- Hedge Funds: These funds use a variety of investment strategies, including long and short positions, derivatives trading, arbitrage, and other complex trading techniques. Hedge funds typically target absolute returns regardless of market conditions. They often employ leverage and borrowing to amplify their positions and aim to generate higher returns than traditional investment vehicles.
- High-Frequency Trading (HFT) Funds: HFT funds are Category III AIFs that utilize sophisticated algorithms and high-speed trading systems to execute a large number of trades within fractions of a second. These funds aim to capitalize on small price differentials and market inefficiencies. HFT funds employ complex trading strategies and advanced technology infrastructure to generate profits from short-term market movements.
- Managed Futures Funds: Managed futures funds, also known as commodity trading advisors (CTAs), are Category III AIFs that invest primarily in futures contracts and other derivative instruments across various asset classes, including commodities, currencies, and financial instruments. These funds use systematic trading models and algorithms to identify trends and generate returns from price movements in the futures markets. Managed futures funds often employ leverage to enhance their trading positions.
Taxation rules for AIF in India:
In India, Alternative Investment Funds (AIFs) are regulated by the Securities and Exchange Board of India (SEBI) under the SEBI (Alternative Investment Funds) Regulations, 2012. The taxation rules for AIFs in India are primarily governed by the Income Tax Act, 1961. Here are the key taxation rules applicable to AIFs in India:

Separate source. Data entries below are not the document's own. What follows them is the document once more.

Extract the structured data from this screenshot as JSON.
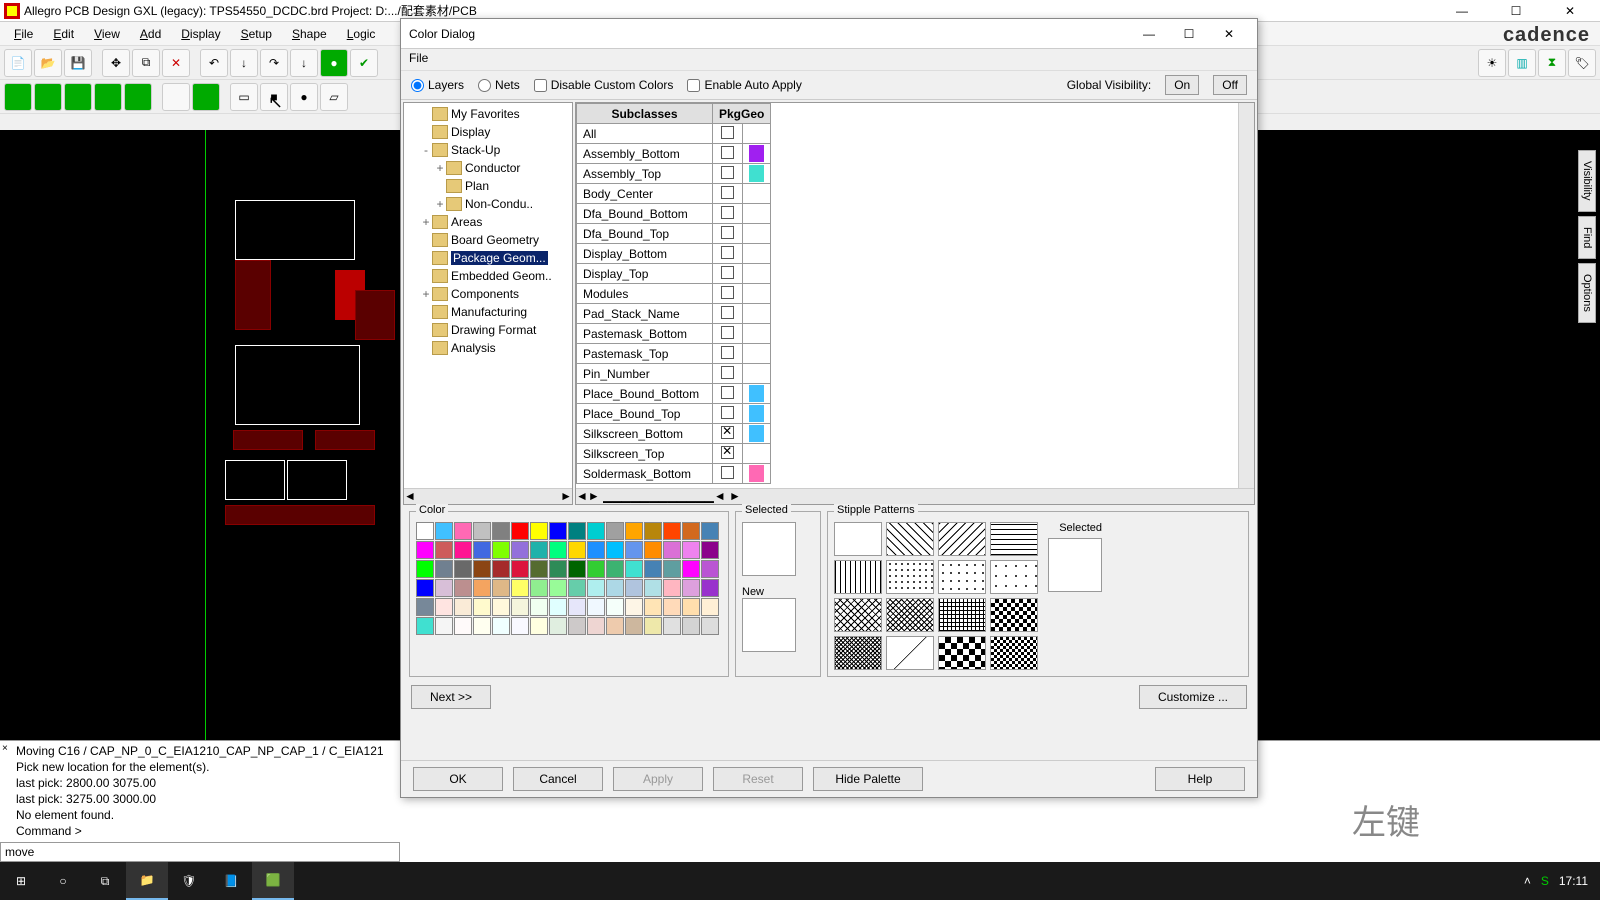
{
  "window": {
    "title": "Allegro PCB Design GXL (legacy): TPS54550_DCDC.brd  Project: D:.../配套素材/PCB"
  },
  "menus": [
    "File",
    "Edit",
    "View",
    "Add",
    "Display",
    "Setup",
    "Shape",
    "Logic"
  ],
  "brand": "cadence",
  "dialog": {
    "title": "Color Dialog",
    "file_menu": "File",
    "mode_layers": "Layers",
    "mode_nets": "Nets",
    "disable_colors": "Disable Custom Colors",
    "enable_auto": "Enable Auto Apply",
    "global_vis": "Global Visibility:",
    "on": "On",
    "off": "Off",
    "tree": [
      {
        "label": "My Favorites",
        "indent": 1
      },
      {
        "label": "Display",
        "indent": 1
      },
      {
        "label": "Stack-Up",
        "indent": 1,
        "exp": "-"
      },
      {
        "label": "Conductor",
        "indent": 2,
        "exp": "+"
      },
      {
        "label": "Plan",
        "indent": 2
      },
      {
        "label": "Non-Condu..",
        "indent": 2,
        "exp": "+"
      },
      {
        "label": "Areas",
        "indent": 1,
        "exp": "+"
      },
      {
        "label": "Board Geometry",
        "indent": 1
      },
      {
        "label": "Package Geom...",
        "indent": 1,
        "sel": true
      },
      {
        "label": "Embedded Geom..",
        "indent": 1
      },
      {
        "label": "Components",
        "indent": 1,
        "exp": "+"
      },
      {
        "label": "Manufacturing",
        "indent": 1
      },
      {
        "label": "Drawing Format",
        "indent": 1
      },
      {
        "label": "Analysis",
        "indent": 1
      }
    ],
    "table_hdr": {
      "c1": "Subclasses",
      "c2": "PkgGeo"
    },
    "rows": [
      {
        "name": "All",
        "on": false,
        "color": ""
      },
      {
        "name": "Assembly_Bottom",
        "on": false,
        "color": "#a020f0"
      },
      {
        "name": "Assembly_Top",
        "on": false,
        "color": "#40e0d0"
      },
      {
        "name": "Body_Center",
        "on": false,
        "color": ""
      },
      {
        "name": "Dfa_Bound_Bottom",
        "on": false,
        "color": ""
      },
      {
        "name": "Dfa_Bound_Top",
        "on": false,
        "color": ""
      },
      {
        "name": "Display_Bottom",
        "on": false,
        "color": ""
      },
      {
        "name": "Display_Top",
        "on": false,
        "color": ""
      },
      {
        "name": "Modules",
        "on": false,
        "color": ""
      },
      {
        "name": "Pad_Stack_Name",
        "on": false,
        "color": ""
      },
      {
        "name": "Pastemask_Bottom",
        "on": false,
        "color": ""
      },
      {
        "name": "Pastemask_Top",
        "on": false,
        "color": ""
      },
      {
        "name": "Pin_Number",
        "on": false,
        "color": ""
      },
      {
        "name": "Place_Bound_Bottom",
        "on": false,
        "color": "#40c0ff"
      },
      {
        "name": "Place_Bound_Top",
        "on": false,
        "color": "#40c0ff"
      },
      {
        "name": "Silkscreen_Bottom",
        "on": true,
        "color": "#40c0ff"
      },
      {
        "name": "Silkscreen_Top",
        "on": true,
        "color": ""
      },
      {
        "name": "Soldermask_Bottom",
        "on": false,
        "color": "#ff69b4"
      }
    ],
    "color_label": "Color",
    "selected_label": "Selected",
    "new_label": "New",
    "stipple_label": "Stipple Patterns",
    "next": "Next >>",
    "customize": "Customize ...",
    "ok": "OK",
    "cancel": "Cancel",
    "apply": "Apply",
    "reset": "Reset",
    "hide": "Hide Palette",
    "help": "Help"
  },
  "palette_colors": [
    "#ffffff",
    "#40c0ff",
    "#ff69b4",
    "#c0c0c0",
    "#808080",
    "#ff0000",
    "#ffff00",
    "#0000ff",
    "#008080",
    "#00ced1",
    "#a0a0a0",
    "#ffa500",
    "#b8860b",
    "#ff4500",
    "#d2691e",
    "#4682b4",
    "#ff00ff",
    "#cd5c5c",
    "#ff1493",
    "#4169e1",
    "#7fff00",
    "#9370db",
    "#20b2aa",
    "#00ff7f",
    "#ffd700",
    "#1e90ff",
    "#00bfff",
    "#6495ed",
    "#ff8c00",
    "#da70d6",
    "#ee82ee",
    "#8b008b",
    "#00ff00",
    "#708090",
    "#696969",
    "#8b4513",
    "#a52a2a",
    "#dc143c",
    "#556b2f",
    "#2e8b57",
    "#006400",
    "#32cd32",
    "#3cb371",
    "#40e0d0",
    "#4682b4",
    "#5f9ea0",
    "#ff00ff",
    "#ba55d3",
    "#0000ff",
    "#d8bfd8",
    "#bc8f8f",
    "#f4a460",
    "#deb887",
    "#ffff66",
    "#90ee90",
    "#98fb98",
    "#66cdaa",
    "#afeeee",
    "#add8e6",
    "#b0c4de",
    "#b0e0e6",
    "#ffb6c1",
    "#dda0dd",
    "#9932cc",
    "#778899",
    "#ffe4e1",
    "#faebd7",
    "#fffacd",
    "#fff8dc",
    "#f5f5dc",
    "#f0fff0",
    "#e0ffff",
    "#e6e6fa",
    "#f0f8ff",
    "#f5fffa",
    "#fdf5e6",
    "#ffe4b5",
    "#ffdab9",
    "#ffdead",
    "#ffefd5",
    "#40e0d0",
    "#f5f5f5",
    "#fffafa",
    "#fffff0",
    "#f0ffff",
    "#f8f8ff",
    "#ffffe0",
    "#e0eee0",
    "#cdc9c9",
    "#eed5d2",
    "#eecbad",
    "#cdb79e",
    "#eee8aa",
    "#e0e0e0",
    "#d3d3d3",
    "#dcdcdc"
  ],
  "side_tabs": [
    "Visibility",
    "Find",
    "Options"
  ],
  "status": {
    "l1": "Moving C16 / CAP_NP_0_C_EIA1210_CAP_NP_CAP_1 / C_EIA121",
    "l2": "Pick new location for the element(s).",
    "l3": "last pick:  2800.00 3075.00",
    "l4": "last pick:  3275.00 3000.00",
    "l5": "No element found.",
    "l6": "Command >"
  },
  "cmd": "move",
  "clock": "17:11",
  "overlay": "左键"
}
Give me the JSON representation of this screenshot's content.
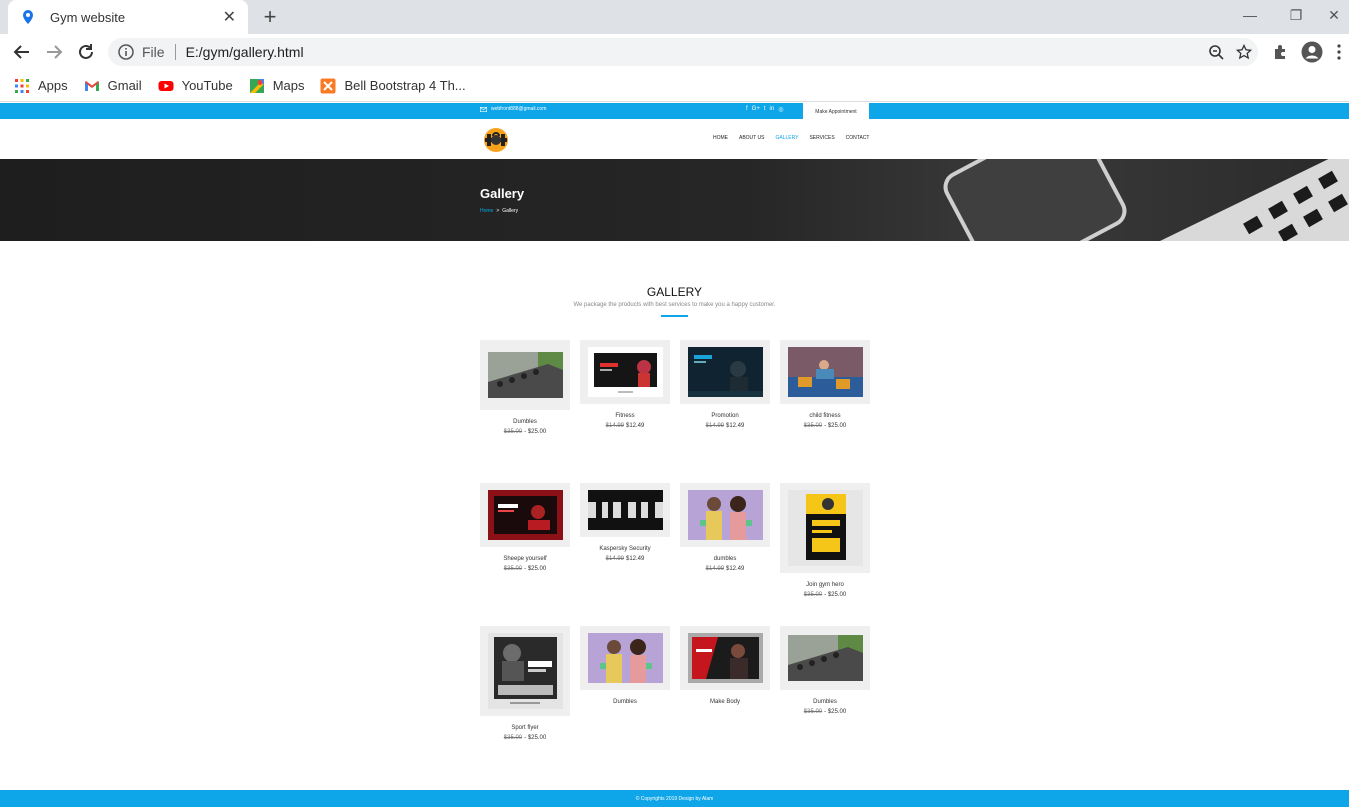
{
  "browser": {
    "tab_title": "Gym website",
    "url_scheme": "File",
    "url": "E:/gym/gallery.html",
    "bookmarks": [
      "Apps",
      "Gmail",
      "YouTube",
      "Maps",
      "Bell Bootstrap 4 Th..."
    ]
  },
  "site": {
    "email": "webfront888@gmail.com",
    "social": [
      "f",
      "G+",
      "t",
      "in",
      "◎"
    ],
    "appointment": "Make Appointment",
    "menu": [
      "HOME",
      "ABOUT US",
      "GALLERY",
      "SERVICES",
      "CONTACT"
    ],
    "active_menu": "GALLERY",
    "accent_color": "#0ea5e9"
  },
  "hero": {
    "title": "Gallery",
    "crumb_home": "Home",
    "crumb_sep": ">",
    "crumb_current": "Gallery"
  },
  "gallery": {
    "title": "GALLERY",
    "subtitle": "We package the products with best services to make you a happy customer.",
    "items": [
      {
        "name": "Dumbles",
        "old_price": "$35.00",
        "price": "- $25.00",
        "img": "gym-dumbbells"
      },
      {
        "name": "Fitness",
        "old_price": "$14.99",
        "price": "$12.49",
        "img": "fitness-banner"
      },
      {
        "name": "Promotion",
        "old_price": "$14.99",
        "price": "$12.49",
        "img": "promotion-banner"
      },
      {
        "name": "child fitness",
        "old_price": "$35.00",
        "price": "- $25.00",
        "img": "child-fitness"
      },
      {
        "name": "Sheepe yourself",
        "old_price": "$35.00",
        "price": "- $25.00",
        "img": "shape-yourself"
      },
      {
        "name": "Kaspersky Security",
        "old_price": "$14.99",
        "price": "$12.49",
        "img": "gym-silhouette"
      },
      {
        "name": "dumbles",
        "old_price": "$14.99",
        "price": "$12.49",
        "img": "dumbbell-kids"
      },
      {
        "name": "Join gym hero",
        "old_price": "$35.00",
        "price": "- $25.00",
        "img": "gym-hero-flyer"
      },
      {
        "name": "Sport flyer",
        "old_price": "$35.00",
        "price": "- $25.00",
        "img": "fitness-flyer"
      },
      {
        "name": "Dumbles",
        "old_price": "",
        "price": "",
        "img": "dumbbell-kids"
      },
      {
        "name": "Make Body",
        "old_price": "",
        "price": "",
        "img": "make-body-banner"
      },
      {
        "name": "Dumbles",
        "old_price": "$35.00",
        "price": "- $25.00",
        "img": "gym-dumbbells"
      }
    ]
  },
  "footer": {
    "text": "© Copyrights 2019 Design by Alam"
  }
}
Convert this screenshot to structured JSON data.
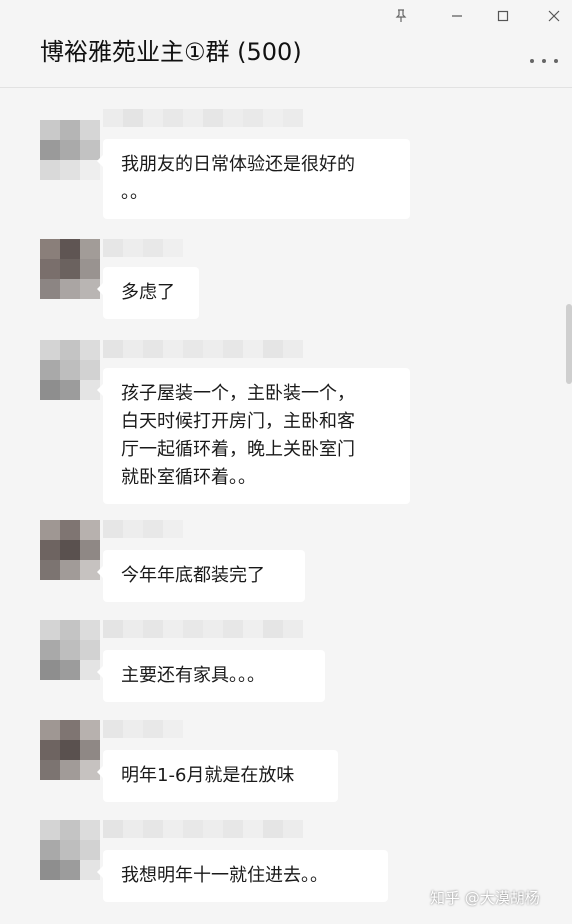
{
  "window": {
    "title": "博裕雅苑业主①群 (500)",
    "pin_icon": "pin-icon",
    "minimize_icon": "minimize-icon",
    "maximize_icon": "maximize-icon",
    "close_icon": "close-icon",
    "more_icon": "more-options-icon"
  },
  "messages": [
    {
      "text": "我朋友的日常体验还是很好的\n。。"
    },
    {
      "text": "多虑了"
    },
    {
      "text": "孩子屋装一个，主卧装一个，\n白天时候打开房门，主卧和客\n厅一起循环着，晚上关卧室门\n就卧室循环着。。"
    },
    {
      "text": "今年年底都装完了"
    },
    {
      "text": "主要还有家具。。。"
    },
    {
      "text": "明年1-6月就是在放味"
    },
    {
      "text": "我想明年十一就住进去。。"
    }
  ],
  "watermark": {
    "text": "知乎 @大漠胡杨"
  },
  "colors": {
    "background": "#f5f5f5",
    "bubble": "#ffffff",
    "text": "#1a1a1a"
  }
}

- Taxation of the Category I and Category II AIFs:
Category I and Category II AIFs are treated as pass-through entities for tax purposes. This means that the income and gains earned by the AIF are taxed directly in the hands of the investors and not at the AIF level.
The income and gains of Category I and Category II AIFs are taxed in the same manner as they would have been taxed if the investor had directly made the investment. Therefore, the tax treatment depends on the nature of the income or gains earned by the AIF.
- 2. Taxation of Category III AIFs:
Category III AIFs are not treated as pass-through entities. The income and gains earned by Category III AIFs are taxed at the AIF level itself.
Category III AIFs are subject to tax on their income and gains at the maximum marginal rate applicable to individuals, which is currently 30% plus applicable surcharge and cess.
- Taxation of the investors in Category I and Category II AIFs:
The income and gains earned by investors from Category I and Category II AIFs are taxed in their hands based on the nature of income or gains.
For example, if the income is in the form of dividends, it may be exempt from tax in the hands of the investor. If the income is in the form of capital gains, it may be taxed as short-term or long-term capital gains based on the holding period of the investment and the nature of the asset.
- Withholding tax:
AIFs are required to deduct tax at source (TDS) on certain payments made to investors, such as interest or income distributed to non-resident investors. The rate of withholding tax depends on the nature of the payment and the tax residency of the investor.